A former part owner of a failed venture sued the venture’s former CEO, Paul Smith, alleging he misappropriated trade-secret hemp strains, selling them to a Canadian cannabis company for nearly $4 million.

In its September 21, 2020 complaint, Big Wuf Enterprises, LLC and its principal, W. John Short, allege their former venture, YCG Holdings LLC, owned the trade-secret hemp strain “Relief Now” as well as its trademark, equipment, and other assets. Big Wuf asserts that YCG was formed by Big Wuf, JP Consulting, and the non-party Kelly Martin.

Read the full article on our sister blog Trade Secret Tracker.

As part of its ongoing efforts to address “unanswered questions about the science, safety, and quality of products” containing cannabidiol (CBD) and other cannabinoids, the U.S. Food and Drug Administration (FDA) has announced a multi-disciplinary conference to be held on November 19, 2020.  Hosted by the FDA’s Office of Women’s Health, the public meeting will discuss potential biological and psychosocial differences in use and responses to CBD and other cannabinoids. Continue Reading FDA Announces Scientific Conference on Sex, Gender, & Cannabinoids

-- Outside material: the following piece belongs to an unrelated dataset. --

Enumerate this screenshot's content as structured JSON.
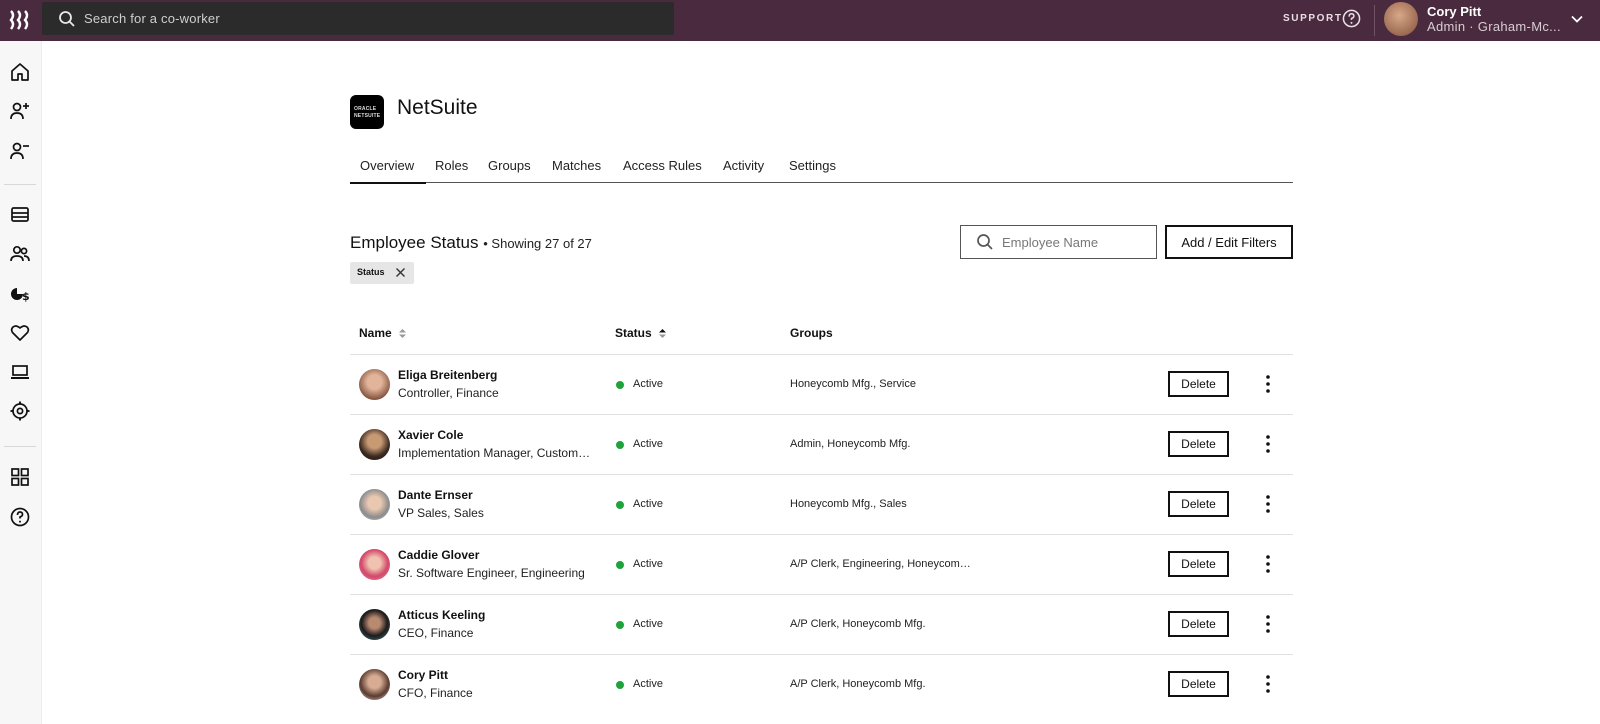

A recent putative class action regarding edible cannabidiol (CBD) products reminds potential plaintiffs of the importance of pleading with particularity.

On behalf of a putative class of consumers, a purchaser alleged that Bhang Medicinal Chocolates contained a smaller quantity of CBD than the product advertised. Plaintiff asserted that he had independent lab testing to support this claim. On this basis, the purchaser alleged violations of California’s Unfair Competition Law (“UCL”), False Advertising Law (“FAL”), and Consumer Legal Remedies Act (“CLRA”), and he also lodged claims of breach of express warranty, fraud, and negligent misrepresentation. Continue Reading Putative CBD Chocolate Class Action Dismissed: Allegations Must Be Plead with Particularity

Amid sustained legislative pressure for regulatory guidance and the FDA’s recent submission of draft enforcement guidance regarding cannabidiol (CBD) to the White House, signs from the FDA indicate increased momentum towards a federal pathway for the CBD market. This momentum from the FDA is affected by the approach to CBD taken by the U.S. Drug Enforcement Administration (DEA). While the industry awaits the FDA’s forthcoming guidance policy on CBD enforcement, the FDA’s approach articulated in two recent guidance documents contains important signals. Continue Reading FDA Guidance Offers Clues Regarding Future Federal CBD Policy